Data to use:
◆ ◆ ◆ ◆

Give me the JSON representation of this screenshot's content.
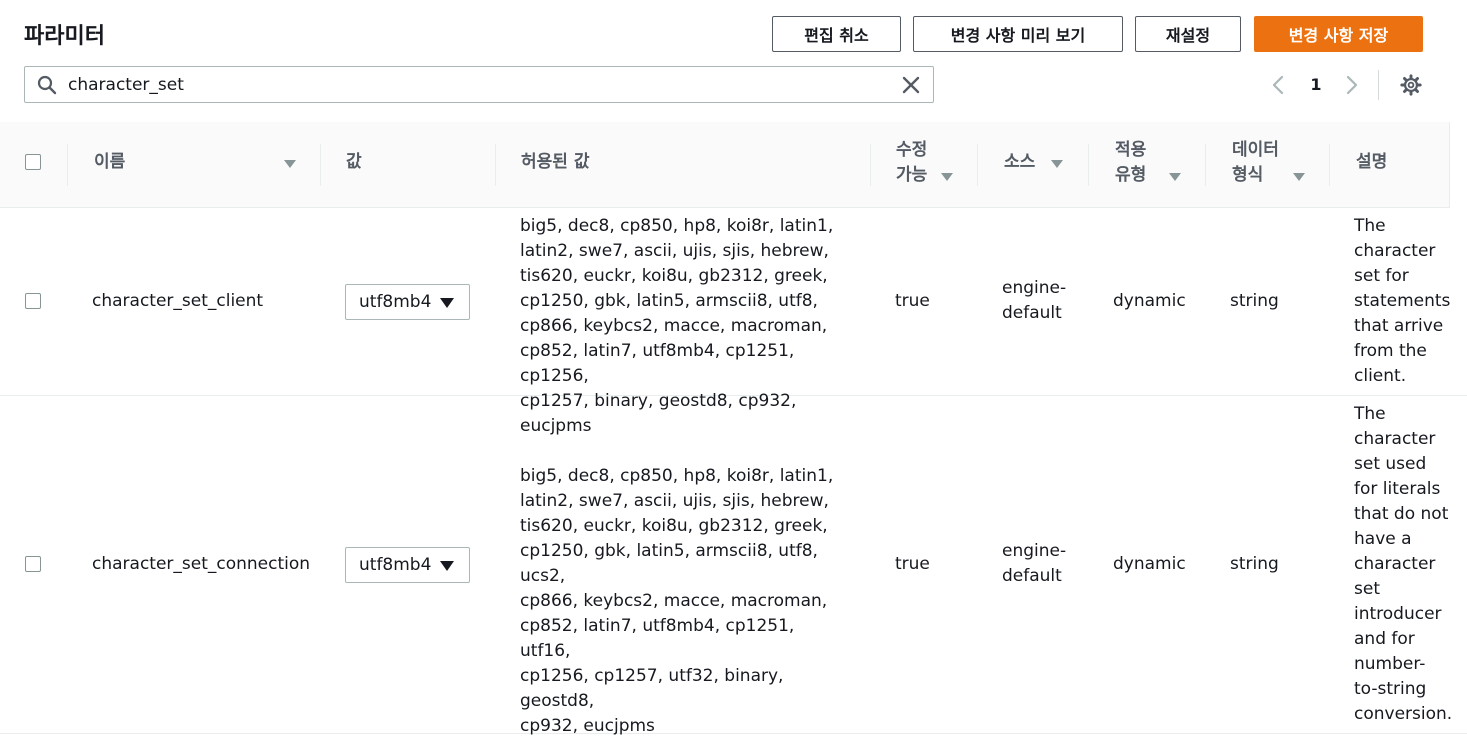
{
  "header": {
    "title": "파라미터",
    "buttons": {
      "cancel_edit": "편집 취소",
      "preview": "변경 사항 미리 보기",
      "reset": "재설정",
      "save": "변경 사항 저장"
    }
  },
  "search": {
    "value": "character_set"
  },
  "pagination": {
    "page": "1"
  },
  "colors": {
    "primary": "#ec7211",
    "border": "#aab7b8",
    "header_text": "#545b64"
  },
  "table": {
    "columns": {
      "name": "이름",
      "value": "값",
      "allowed": "허용된 값",
      "modifiable": [
        "수정",
        "가능"
      ],
      "source": "소스",
      "apply_type": [
        "적용",
        "유형"
      ],
      "data_type": [
        "데이터",
        "형식"
      ],
      "description": "설명"
    },
    "rows": [
      {
        "name": "character_set_client",
        "value": "utf8mb4",
        "allowed": [
          "big5, dec8, cp850, hp8, koi8r, latin1,",
          "latin2, swe7, ascii, ujis, sjis, hebrew,",
          "tis620, euckr, koi8u, gb2312, greek,",
          "cp1250, gbk, latin5, armscii8, utf8,",
          "cp866, keybcs2, macce, macroman,",
          "cp852, latin7, utf8mb4, cp1251, cp1256,",
          "cp1257, binary, geostd8, cp932, eucjpms"
        ],
        "modifiable": "true",
        "source": [
          "engine-",
          "default"
        ],
        "apply_type": "dynamic",
        "data_type": "string",
        "description": [
          "The",
          "character",
          "set for",
          "statements",
          "that arrive",
          "from the",
          "client."
        ]
      },
      {
        "name": "character_set_connection",
        "value": "utf8mb4",
        "allowed": [
          "big5, dec8, cp850, hp8, koi8r, latin1,",
          "latin2, swe7, ascii, ujis, sjis, hebrew,",
          "tis620, euckr, koi8u, gb2312, greek,",
          "cp1250, gbk, latin5, armscii8, utf8, ucs2,",
          "cp866, keybcs2, macce, macroman,",
          "cp852, latin7, utf8mb4, cp1251, utf16,",
          "cp1256, cp1257, utf32, binary, geostd8,",
          "cp932, eucjpms"
        ],
        "modifiable": "true",
        "source": [
          "engine-",
          "default"
        ],
        "apply_type": "dynamic",
        "data_type": "string",
        "description": [
          "The",
          "character",
          "set used",
          "for literals",
          "that do not",
          "have a",
          "character",
          "set",
          "introducer",
          "and for",
          "number-",
          "to-string",
          "conversion."
        ]
      }
    ]
  }
}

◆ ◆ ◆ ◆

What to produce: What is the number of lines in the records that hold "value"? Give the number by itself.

Task solution: 4